• _Work instructions_: Make an exact copy of all the records.

[Interface dataset entries]

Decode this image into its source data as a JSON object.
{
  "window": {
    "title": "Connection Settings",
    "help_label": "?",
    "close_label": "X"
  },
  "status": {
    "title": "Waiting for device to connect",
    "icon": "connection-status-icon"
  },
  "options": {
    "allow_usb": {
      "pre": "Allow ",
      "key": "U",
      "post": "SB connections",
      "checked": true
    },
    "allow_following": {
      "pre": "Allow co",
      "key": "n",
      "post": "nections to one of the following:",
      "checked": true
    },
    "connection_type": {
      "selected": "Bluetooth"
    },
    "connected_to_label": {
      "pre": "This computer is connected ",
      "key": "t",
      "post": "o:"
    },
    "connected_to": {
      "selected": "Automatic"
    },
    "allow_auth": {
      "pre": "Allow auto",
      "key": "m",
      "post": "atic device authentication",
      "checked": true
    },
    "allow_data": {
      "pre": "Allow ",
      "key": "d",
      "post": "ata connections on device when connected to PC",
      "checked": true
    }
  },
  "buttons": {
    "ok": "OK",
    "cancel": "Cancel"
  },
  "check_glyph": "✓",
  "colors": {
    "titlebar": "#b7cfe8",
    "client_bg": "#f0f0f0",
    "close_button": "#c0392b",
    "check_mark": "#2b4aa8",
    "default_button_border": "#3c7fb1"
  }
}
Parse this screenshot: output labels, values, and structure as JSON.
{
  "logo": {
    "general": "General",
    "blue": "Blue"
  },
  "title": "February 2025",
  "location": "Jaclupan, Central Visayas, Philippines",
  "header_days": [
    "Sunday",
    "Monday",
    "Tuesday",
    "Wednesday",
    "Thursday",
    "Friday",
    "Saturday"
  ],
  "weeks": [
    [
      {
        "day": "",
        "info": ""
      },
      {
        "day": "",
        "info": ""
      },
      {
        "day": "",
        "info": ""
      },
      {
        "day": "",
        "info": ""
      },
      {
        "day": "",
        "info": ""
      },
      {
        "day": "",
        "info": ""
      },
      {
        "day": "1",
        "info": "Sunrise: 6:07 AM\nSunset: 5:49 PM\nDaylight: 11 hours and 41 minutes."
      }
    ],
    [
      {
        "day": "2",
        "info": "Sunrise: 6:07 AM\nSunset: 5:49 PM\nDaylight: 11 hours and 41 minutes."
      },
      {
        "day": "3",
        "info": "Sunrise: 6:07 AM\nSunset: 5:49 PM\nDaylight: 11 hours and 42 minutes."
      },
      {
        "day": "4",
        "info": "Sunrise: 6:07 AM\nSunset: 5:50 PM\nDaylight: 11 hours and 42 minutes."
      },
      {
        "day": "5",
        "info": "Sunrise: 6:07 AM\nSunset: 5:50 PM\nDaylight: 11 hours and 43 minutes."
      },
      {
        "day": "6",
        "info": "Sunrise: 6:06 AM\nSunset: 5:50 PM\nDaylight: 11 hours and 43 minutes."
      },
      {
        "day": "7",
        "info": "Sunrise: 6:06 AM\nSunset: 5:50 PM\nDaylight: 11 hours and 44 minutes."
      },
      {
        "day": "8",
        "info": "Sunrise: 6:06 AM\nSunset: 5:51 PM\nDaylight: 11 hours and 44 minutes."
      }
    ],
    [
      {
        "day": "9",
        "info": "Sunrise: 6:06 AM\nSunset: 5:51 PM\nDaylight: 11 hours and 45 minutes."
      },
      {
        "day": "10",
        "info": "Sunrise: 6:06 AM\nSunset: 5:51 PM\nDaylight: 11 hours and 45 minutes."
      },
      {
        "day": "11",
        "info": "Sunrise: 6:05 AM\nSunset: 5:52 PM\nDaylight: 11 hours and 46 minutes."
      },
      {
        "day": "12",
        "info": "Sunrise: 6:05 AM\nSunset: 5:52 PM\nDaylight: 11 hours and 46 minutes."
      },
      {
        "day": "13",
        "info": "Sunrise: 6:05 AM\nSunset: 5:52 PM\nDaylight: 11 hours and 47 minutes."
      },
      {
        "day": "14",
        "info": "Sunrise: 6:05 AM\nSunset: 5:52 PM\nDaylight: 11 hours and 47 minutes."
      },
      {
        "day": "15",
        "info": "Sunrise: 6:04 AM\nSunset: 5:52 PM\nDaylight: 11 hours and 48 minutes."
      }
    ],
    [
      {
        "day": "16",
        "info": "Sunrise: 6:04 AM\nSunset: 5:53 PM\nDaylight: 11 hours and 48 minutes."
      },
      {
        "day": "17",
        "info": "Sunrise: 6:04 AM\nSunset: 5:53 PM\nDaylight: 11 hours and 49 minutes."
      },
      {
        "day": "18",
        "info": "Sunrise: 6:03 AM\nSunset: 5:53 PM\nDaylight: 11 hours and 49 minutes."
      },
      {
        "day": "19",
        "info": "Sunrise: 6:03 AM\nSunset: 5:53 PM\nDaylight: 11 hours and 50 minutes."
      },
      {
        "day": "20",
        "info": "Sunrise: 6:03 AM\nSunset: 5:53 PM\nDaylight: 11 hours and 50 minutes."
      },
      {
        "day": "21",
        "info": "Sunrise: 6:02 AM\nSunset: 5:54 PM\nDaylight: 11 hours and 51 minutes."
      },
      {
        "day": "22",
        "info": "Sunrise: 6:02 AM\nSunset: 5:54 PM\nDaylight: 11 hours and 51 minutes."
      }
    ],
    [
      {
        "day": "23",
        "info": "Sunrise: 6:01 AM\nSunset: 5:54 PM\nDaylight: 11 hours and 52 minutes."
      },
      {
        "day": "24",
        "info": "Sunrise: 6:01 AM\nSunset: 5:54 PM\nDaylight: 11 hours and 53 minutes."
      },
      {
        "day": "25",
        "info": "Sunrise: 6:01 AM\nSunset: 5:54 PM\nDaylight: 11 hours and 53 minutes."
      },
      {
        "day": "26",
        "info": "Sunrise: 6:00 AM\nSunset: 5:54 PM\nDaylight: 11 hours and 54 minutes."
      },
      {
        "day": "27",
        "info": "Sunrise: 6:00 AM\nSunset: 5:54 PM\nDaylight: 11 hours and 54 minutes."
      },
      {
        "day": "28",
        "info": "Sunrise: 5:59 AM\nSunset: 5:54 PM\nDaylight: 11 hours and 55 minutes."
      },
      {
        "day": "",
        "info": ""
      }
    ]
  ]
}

• _Written response_:
Decode this image into its source data as a JSON object.
{
  "window": {
    "title": "Connection Settings",
    "help_label": "?",
    "close_label": "X"
  },
  "status": {
    "title": "Waiting for device to connect",
    "icon": "connection-status-icon"
  },
  "options": {
    "allow_usb": {
      "pre": "Allow ",
      "key": "U",
      "post": "SB connections",
      "checked": true
    },
    "allow_following": {
      "pre": "Allow co",
      "key": "n",
      "post": "nections to one of the following:",
      "checked": true
    },
    "connection_type": {
      "selected": "Bluetooth"
    },
    "connected_to_label": {
      "pre": "This computer is connected ",
      "key": "t",
      "post": "o:"
    },
    "connected_to": {
      "selected": "Automatic"
    },
    "allow_auth": {
      "pre": "Allow auto",
      "key": "m",
      "post": "atic device authentication",
      "checked": true
    },
    "allow_data": {
      "pre": "Allow ",
      "key": "d",
      "post": "ata connections on device when connected to PC",
      "checked": true
    }
  },
  "buttons": {
    "ok": "OK",
    "cancel": "Cancel"
  },
  "check_glyph": "✓",
  "colors": {
    "titlebar": "#b7cfe8",
    "client_bg": "#f0f0f0",
    "close_button": "#c0392b",
    "check_mark": "#2b4aa8",
    "default_button_border": "#3c7fb1"
  }
}
Parse this screenshot: output labels, values, and structure as JSON.
{
  "logo": {
    "general": "General",
    "blue": "Blue"
  },
  "title": "February 2025",
  "location": "Jaclupan, Central Visayas, Philippines",
  "header_days": [
    "Sunday",
    "Monday",
    "Tuesday",
    "Wednesday",
    "Thursday",
    "Friday",
    "Saturday"
  ],
  "weeks": [
    [
      {
        "day": "",
        "info": ""
      },
      {
        "day": "",
        "info": ""
      },
      {
        "day": "",
        "info": ""
      },
      {
        "day": "",
        "info": ""
      },
      {
        "day": "",
        "info": ""
      },
      {
        "day": "",
        "info": ""
      },
      {
        "day": "1",
        "info": "Sunrise: 6:07 AM\nSunset: 5:49 PM\nDaylight: 11 hours and 41 minutes."
      }
    ],
    [
      {
        "day": "2",
        "info": "Sunrise: 6:07 AM\nSunset: 5:49 PM\nDaylight: 11 hours and 41 minutes."
      },
      {
        "day": "3",
        "info": "Sunrise: 6:07 AM\nSunset: 5:49 PM\nDaylight: 11 hours and 42 minutes."
      },
      {
        "day": "4",
        "info": "Sunrise: 6:07 AM\nSunset: 5:50 PM\nDaylight: 11 hours and 42 minutes."
      },
      {
        "day": "5",
        "info": "Sunrise: 6:07 AM\nSunset: 5:50 PM\nDaylight: 11 hours and 43 minutes."
      },
      {
        "day": "6",
        "info": "Sunrise: 6:06 AM\nSunset: 5:50 PM\nDaylight: 11 hours and 43 minutes."
      },
      {
        "day": "7",
        "info": "Sunrise: 6:06 AM\nSunset: 5:50 PM\nDaylight: 11 hours and 44 minutes."
      },
      {
        "day": "8",
        "info": "Sunrise: 6:06 AM\nSunset: 5:51 PM\nDaylight: 11 hours and 44 minutes."
      }
    ],
    [
      {
        "day": "9",
        "info": "Sunrise: 6:06 AM\nSunset: 5:51 PM\nDaylight: 11 hours and 45 minutes."
      },
      {
        "day": "10",
        "info": "Sunrise: 6:06 AM\nSunset: 5:51 PM\nDaylight: 11 hours and 45 minutes."
      },
      {
        "day": "11",
        "info": "Sunrise: 6:05 AM\nSunset: 5:52 PM\nDaylight: 11 hours and 46 minutes."
      },
      {
        "day": "12",
        "info": "Sunrise: 6:05 AM\nSunset: 5:52 PM\nDaylight: 11 hours and 46 minutes."
      },
      {
        "day": "13",
        "info": "Sunrise: 6:05 AM\nSunset: 5:52 PM\nDaylight: 11 hours and 47 minutes."
      },
      {
        "day": "14",
        "info": "Sunrise: 6:05 AM\nSunset: 5:52 PM\nDaylight: 11 hours and 47 minutes."
      },
      {
        "day": "15",
        "info": "Sunrise: 6:04 AM\nSunset: 5:52 PM\nDaylight: 11 hours and 48 minutes."
      }
    ],
    [
      {
        "day": "16",
        "info": "Sunrise: 6:04 AM\nSunset: 5:53 PM\nDaylight: 11 hours and 48 minutes."
      },
      {
        "day": "17",
        "info": "Sunrise: 6:04 AM\nSunset: 5:53 PM\nDaylight: 11 hours and 49 minutes."
      },
      {
        "day": "18",
        "info": "Sunrise: 6:03 AM\nSunset: 5:53 PM\nDaylight: 11 hours and 49 minutes."
      },
      {
        "day": "19",
        "info": "Sunrise: 6:03 AM\nSunset: 5:53 PM\nDaylight: 11 hours and 50 minutes."
      },
      {
        "day": "20",
        "info": "Sunrise: 6:03 AM\nSunset: 5:53 PM\nDaylight: 11 hours and 50 minutes."
      },
      {
        "day": "21",
        "info": "Sunrise: 6:02 AM\nSunset: 5:54 PM\nDaylight: 11 hours and 51 minutes."
      },
      {
        "day": "22",
        "info": "Sunrise: 6:02 AM\nSunset: 5:54 PM\nDaylight: 11 hours and 51 minutes."
      }
    ],
    [
      {
        "day": "23",
        "info": "Sunrise: 6:01 AM\nSunset: 5:54 PM\nDaylight: 11 hours and 52 minutes."
      },
      {
        "day": "24",
        "info": "Sunrise: 6:01 AM\nSunset: 5:54 PM\nDaylight: 11 hours and 53 minutes."
      },
      {
        "day": "25",
        "info": "Sunrise: 6:01 AM\nSunset: 5:54 PM\nDaylight: 11 hours and 53 minutes."
      },
      {
        "day": "26",
        "info": "Sunrise: 6:00 AM\nSunset: 5:54 PM\nDaylight: 11 hours and 54 minutes."
      },
      {
        "day": "27",
        "info": "Sunrise: 6:00 AM\nSunset: 5:54 PM\nDaylight: 11 hours and 54 minutes."
      },
      {
        "day": "28",
        "info": "Sunrise: 5:59 AM\nSunset: 5:54 PM\nDaylight: 11 hours and 55 minutes."
      },
      {
        "day": "",
        "info": ""
      }
    ]
  ]
}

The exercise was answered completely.